[WORK TASK] Collect all lines containing the word "more" from the data.
[Opening SOURCE MATERIAL section]
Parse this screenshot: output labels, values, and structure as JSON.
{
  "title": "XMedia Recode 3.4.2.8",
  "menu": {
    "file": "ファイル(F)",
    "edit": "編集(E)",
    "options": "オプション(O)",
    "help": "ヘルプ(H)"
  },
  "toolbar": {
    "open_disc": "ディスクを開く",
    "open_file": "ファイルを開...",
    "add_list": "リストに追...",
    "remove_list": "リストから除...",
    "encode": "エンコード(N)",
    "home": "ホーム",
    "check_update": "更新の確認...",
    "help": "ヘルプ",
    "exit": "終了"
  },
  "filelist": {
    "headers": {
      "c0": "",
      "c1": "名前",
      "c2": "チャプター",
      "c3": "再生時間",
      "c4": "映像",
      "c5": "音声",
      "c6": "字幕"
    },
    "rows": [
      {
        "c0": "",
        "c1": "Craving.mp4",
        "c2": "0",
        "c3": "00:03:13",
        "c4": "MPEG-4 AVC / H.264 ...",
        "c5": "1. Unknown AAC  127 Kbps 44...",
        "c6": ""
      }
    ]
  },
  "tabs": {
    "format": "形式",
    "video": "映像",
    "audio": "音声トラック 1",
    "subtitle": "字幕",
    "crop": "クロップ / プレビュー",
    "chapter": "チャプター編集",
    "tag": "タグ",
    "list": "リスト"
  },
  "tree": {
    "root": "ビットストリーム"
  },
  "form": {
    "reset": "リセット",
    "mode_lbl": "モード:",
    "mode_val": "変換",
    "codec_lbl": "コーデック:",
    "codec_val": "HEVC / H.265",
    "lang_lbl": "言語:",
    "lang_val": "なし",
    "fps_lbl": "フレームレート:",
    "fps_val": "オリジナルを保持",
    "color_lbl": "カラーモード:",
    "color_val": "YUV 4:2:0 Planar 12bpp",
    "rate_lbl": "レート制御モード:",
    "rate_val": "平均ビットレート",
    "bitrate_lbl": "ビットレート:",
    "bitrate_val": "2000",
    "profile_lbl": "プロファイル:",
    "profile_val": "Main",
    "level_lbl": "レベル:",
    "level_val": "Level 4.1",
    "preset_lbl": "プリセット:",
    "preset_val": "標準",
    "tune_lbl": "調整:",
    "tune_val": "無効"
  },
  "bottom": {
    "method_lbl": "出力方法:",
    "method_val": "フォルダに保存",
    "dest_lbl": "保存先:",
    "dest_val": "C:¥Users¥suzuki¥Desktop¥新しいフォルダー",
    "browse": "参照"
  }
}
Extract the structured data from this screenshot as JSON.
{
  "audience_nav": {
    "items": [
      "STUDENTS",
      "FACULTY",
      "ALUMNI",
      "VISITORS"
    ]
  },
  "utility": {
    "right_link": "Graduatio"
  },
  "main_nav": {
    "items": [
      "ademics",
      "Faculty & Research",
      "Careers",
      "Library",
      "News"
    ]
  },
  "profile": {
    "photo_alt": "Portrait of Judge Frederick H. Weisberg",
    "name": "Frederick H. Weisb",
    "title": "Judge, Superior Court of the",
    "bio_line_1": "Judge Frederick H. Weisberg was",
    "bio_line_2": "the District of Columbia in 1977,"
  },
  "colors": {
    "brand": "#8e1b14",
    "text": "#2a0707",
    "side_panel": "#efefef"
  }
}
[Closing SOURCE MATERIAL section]
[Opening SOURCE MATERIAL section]
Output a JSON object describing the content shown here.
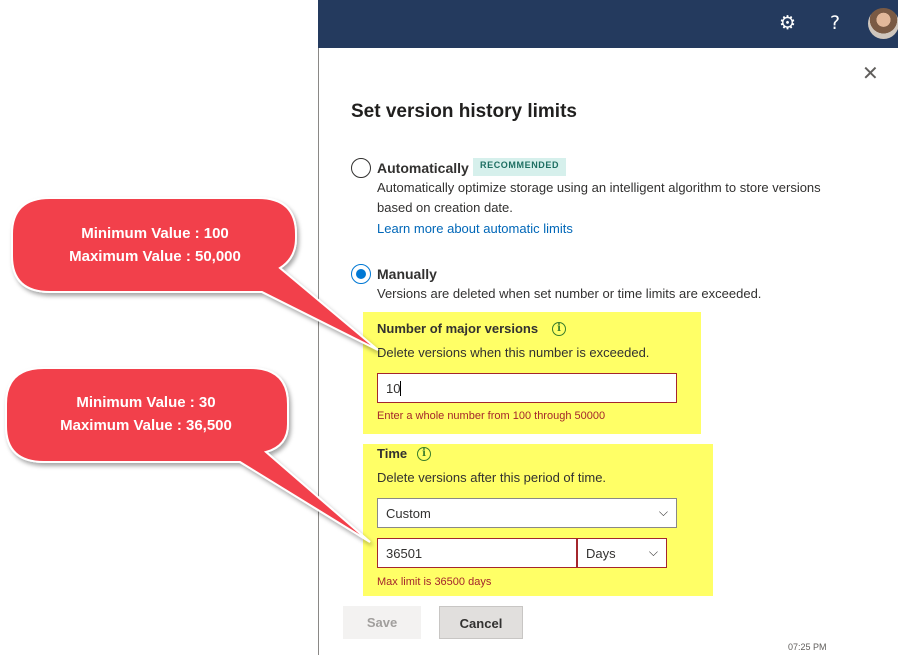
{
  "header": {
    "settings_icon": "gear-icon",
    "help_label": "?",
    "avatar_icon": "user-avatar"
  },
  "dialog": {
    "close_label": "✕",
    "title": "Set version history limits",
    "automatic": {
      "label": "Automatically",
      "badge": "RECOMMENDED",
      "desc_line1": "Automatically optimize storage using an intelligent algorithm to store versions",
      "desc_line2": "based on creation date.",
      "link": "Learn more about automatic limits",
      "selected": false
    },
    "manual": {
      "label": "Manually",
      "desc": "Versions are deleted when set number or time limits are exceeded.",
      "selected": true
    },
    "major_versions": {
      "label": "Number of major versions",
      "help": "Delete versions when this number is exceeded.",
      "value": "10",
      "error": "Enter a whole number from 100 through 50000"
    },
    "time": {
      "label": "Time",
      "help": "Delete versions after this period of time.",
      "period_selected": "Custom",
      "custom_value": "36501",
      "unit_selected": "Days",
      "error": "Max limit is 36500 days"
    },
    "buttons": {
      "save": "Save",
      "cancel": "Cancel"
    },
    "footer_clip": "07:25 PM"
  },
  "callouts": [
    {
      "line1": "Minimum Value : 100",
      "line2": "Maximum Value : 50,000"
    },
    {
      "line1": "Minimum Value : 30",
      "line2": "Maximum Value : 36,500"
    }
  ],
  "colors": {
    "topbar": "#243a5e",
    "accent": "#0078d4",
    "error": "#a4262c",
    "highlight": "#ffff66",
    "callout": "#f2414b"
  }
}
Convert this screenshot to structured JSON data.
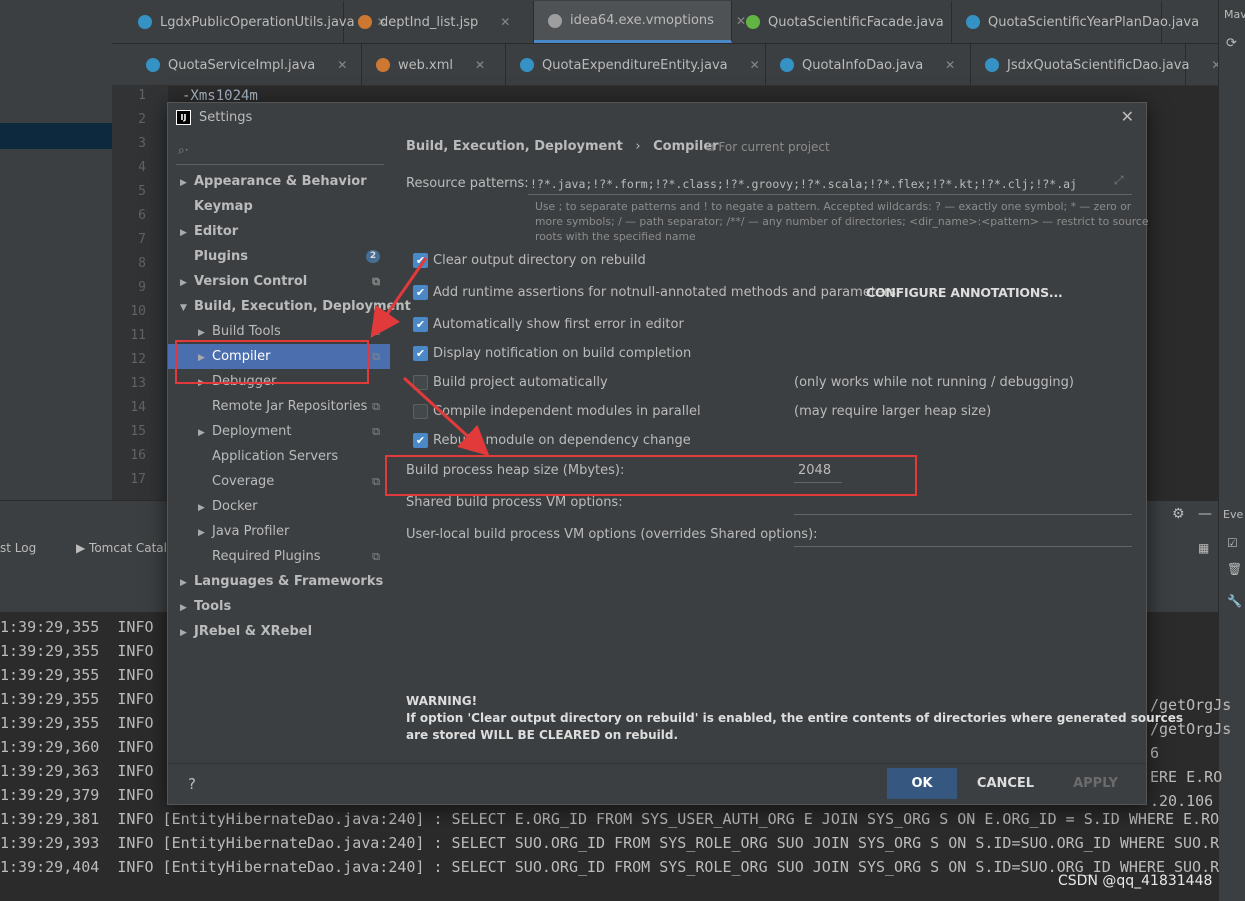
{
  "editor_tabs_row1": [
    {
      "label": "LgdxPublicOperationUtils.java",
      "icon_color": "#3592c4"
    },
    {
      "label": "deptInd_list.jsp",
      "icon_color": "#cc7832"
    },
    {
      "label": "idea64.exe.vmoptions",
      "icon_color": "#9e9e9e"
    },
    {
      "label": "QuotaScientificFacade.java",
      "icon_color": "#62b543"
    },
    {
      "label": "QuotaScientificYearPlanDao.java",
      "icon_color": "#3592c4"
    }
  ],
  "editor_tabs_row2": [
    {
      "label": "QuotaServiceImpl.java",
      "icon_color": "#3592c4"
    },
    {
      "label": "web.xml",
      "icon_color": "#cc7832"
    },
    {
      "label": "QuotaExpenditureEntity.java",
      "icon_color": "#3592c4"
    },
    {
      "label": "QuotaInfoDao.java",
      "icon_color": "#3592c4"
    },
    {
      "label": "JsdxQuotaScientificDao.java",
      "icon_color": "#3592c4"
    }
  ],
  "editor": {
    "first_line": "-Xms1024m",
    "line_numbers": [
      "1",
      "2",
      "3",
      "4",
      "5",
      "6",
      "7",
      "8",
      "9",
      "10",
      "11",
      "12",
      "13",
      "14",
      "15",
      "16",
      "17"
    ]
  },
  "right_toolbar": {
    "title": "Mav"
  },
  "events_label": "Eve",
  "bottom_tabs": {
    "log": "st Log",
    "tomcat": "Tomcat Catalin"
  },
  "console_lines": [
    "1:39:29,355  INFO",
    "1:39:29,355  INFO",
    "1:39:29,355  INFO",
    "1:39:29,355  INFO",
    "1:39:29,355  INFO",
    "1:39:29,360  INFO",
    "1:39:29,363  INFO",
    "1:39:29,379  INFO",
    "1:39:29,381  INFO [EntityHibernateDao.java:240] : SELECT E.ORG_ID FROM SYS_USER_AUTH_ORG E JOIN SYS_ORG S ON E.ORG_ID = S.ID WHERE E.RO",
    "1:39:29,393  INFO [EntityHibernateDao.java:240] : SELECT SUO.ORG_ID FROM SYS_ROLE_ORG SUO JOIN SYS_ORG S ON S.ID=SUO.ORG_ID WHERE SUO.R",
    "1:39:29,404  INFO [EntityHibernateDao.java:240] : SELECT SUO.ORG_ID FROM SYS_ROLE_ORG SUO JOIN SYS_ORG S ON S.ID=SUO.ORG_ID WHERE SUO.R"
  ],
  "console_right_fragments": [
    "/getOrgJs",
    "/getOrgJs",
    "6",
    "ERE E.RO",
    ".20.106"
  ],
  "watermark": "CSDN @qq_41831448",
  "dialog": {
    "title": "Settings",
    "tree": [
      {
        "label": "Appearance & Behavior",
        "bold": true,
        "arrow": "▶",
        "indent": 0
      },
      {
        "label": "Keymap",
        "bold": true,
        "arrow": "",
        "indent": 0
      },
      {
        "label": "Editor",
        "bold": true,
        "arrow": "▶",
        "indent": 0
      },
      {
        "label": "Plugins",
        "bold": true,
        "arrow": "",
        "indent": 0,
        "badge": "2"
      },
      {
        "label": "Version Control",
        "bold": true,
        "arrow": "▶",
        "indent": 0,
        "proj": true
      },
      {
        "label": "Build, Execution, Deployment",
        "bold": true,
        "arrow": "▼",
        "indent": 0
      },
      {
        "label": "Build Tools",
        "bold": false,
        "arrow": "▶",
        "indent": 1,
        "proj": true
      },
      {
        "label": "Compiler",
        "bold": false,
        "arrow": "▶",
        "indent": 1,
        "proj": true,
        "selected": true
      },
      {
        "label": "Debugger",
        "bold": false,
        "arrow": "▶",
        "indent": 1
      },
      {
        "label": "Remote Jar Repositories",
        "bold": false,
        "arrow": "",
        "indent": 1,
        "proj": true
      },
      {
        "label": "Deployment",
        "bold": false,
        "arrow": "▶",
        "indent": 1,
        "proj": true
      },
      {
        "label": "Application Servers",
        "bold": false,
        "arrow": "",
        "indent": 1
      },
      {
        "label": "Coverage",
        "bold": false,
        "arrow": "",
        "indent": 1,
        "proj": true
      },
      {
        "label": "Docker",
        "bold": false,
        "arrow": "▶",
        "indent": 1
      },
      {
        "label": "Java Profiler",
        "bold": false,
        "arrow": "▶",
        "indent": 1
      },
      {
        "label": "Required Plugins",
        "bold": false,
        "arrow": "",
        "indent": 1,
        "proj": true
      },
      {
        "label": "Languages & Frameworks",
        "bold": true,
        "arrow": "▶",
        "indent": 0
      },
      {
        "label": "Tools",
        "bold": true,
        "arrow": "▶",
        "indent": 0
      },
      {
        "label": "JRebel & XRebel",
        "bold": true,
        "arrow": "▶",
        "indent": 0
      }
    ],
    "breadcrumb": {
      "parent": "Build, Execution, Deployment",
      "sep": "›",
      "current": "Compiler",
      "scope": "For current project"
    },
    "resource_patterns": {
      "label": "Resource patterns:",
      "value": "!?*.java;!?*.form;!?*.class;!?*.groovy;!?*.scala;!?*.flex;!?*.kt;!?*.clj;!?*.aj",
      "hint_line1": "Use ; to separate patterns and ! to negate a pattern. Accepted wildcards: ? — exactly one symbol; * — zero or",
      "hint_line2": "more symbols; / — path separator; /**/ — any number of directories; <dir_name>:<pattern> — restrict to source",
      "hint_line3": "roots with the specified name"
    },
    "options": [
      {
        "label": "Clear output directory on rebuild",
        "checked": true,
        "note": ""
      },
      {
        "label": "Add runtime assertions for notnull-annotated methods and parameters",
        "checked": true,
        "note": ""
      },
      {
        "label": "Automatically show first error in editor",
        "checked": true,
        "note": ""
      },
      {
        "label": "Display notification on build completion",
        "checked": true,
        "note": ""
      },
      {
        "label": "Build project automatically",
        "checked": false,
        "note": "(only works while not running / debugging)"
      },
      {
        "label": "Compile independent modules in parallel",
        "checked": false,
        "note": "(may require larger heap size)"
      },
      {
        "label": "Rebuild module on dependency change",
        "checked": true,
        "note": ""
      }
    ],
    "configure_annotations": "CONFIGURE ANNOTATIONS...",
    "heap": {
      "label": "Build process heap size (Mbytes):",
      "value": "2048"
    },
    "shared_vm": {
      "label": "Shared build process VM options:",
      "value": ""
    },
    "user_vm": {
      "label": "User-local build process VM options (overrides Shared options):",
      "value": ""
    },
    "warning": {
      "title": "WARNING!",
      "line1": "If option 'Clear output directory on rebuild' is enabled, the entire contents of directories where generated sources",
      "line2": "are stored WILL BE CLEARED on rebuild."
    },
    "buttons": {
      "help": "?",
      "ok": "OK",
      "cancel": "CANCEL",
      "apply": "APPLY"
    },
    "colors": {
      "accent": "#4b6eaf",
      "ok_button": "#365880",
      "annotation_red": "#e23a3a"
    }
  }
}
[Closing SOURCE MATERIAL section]
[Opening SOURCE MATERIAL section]
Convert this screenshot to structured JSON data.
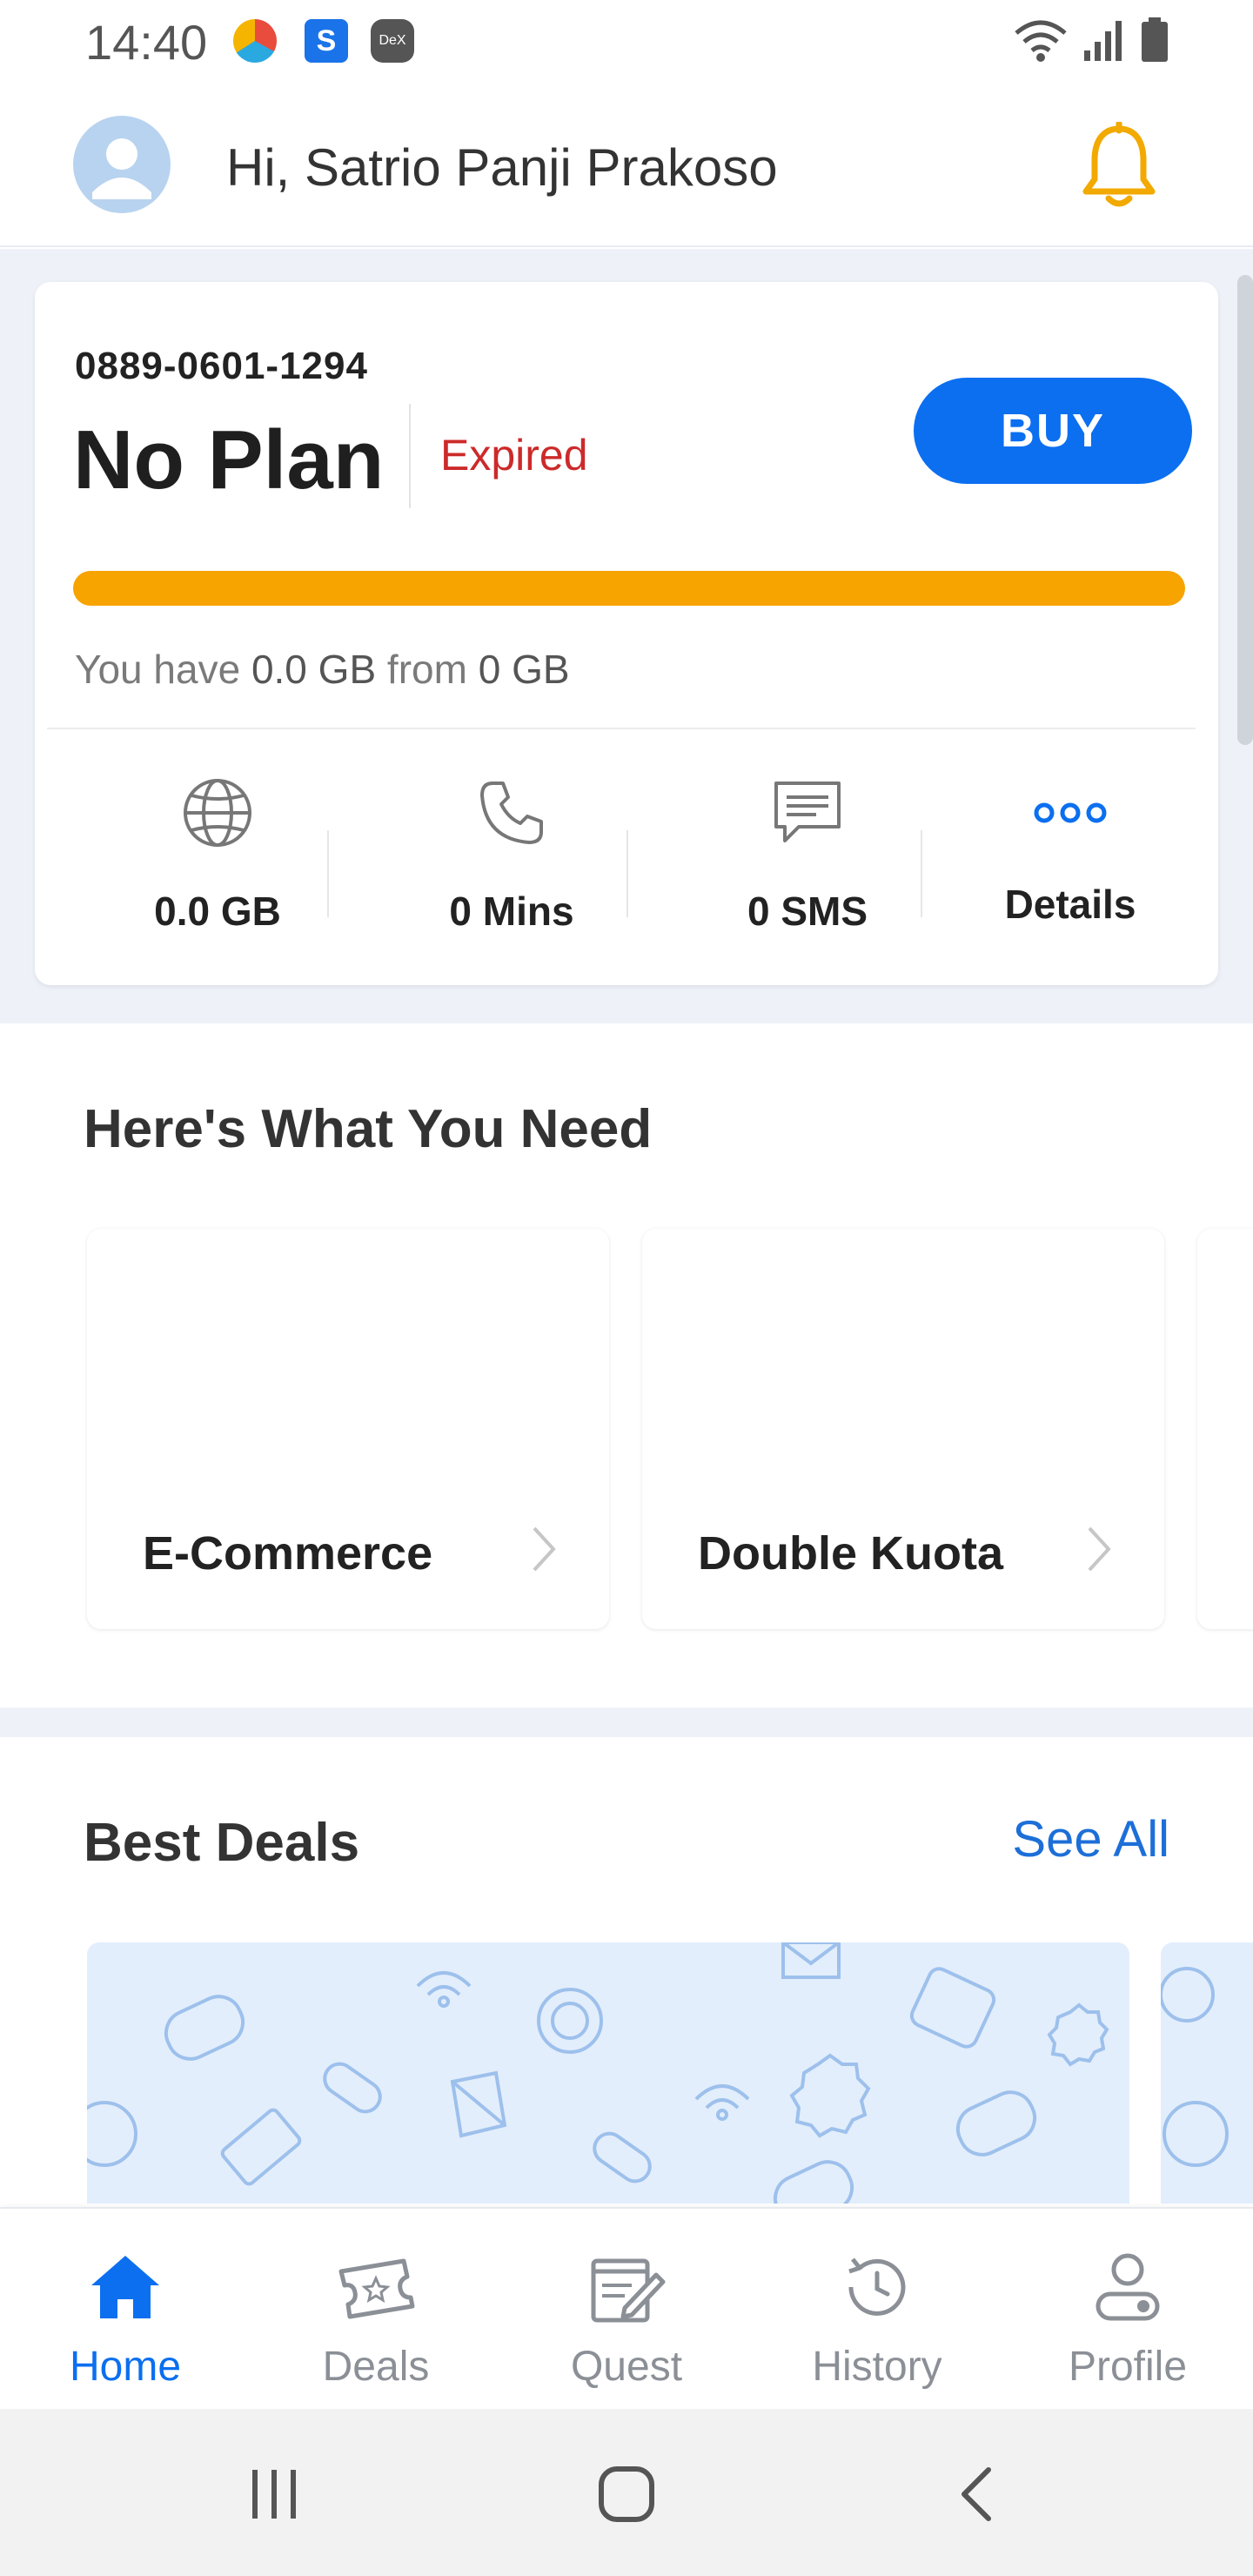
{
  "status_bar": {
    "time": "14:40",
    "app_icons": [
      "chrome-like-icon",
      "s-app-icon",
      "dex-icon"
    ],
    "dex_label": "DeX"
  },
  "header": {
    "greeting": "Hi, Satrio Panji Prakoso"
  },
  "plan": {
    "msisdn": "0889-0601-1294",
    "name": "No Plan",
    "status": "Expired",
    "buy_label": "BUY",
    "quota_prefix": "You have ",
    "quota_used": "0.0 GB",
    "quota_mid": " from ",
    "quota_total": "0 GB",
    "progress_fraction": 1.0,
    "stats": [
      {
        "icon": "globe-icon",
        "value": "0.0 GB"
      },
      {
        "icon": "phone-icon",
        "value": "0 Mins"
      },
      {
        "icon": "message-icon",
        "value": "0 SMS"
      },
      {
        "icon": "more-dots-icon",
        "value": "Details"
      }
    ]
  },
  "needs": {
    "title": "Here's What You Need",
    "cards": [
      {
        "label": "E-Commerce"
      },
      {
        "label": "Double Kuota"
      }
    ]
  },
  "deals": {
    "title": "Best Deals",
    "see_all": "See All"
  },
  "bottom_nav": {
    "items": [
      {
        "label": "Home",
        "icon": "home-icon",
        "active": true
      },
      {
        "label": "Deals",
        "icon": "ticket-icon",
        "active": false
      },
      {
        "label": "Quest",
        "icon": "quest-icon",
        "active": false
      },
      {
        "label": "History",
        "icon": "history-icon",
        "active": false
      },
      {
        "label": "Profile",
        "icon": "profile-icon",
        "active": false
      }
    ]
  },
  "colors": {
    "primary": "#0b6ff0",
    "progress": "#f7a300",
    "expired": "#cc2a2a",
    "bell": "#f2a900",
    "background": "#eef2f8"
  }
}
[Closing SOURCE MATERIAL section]
[COMPLETED EXERCISE]
      "link": "Learn more about automatic limits",
      "hint_line2": "more symbols; / — path separator; /**/ — any number of directories; <dir_name>:<pattern> — restrict to source",
        "icon": "more-dots-icon",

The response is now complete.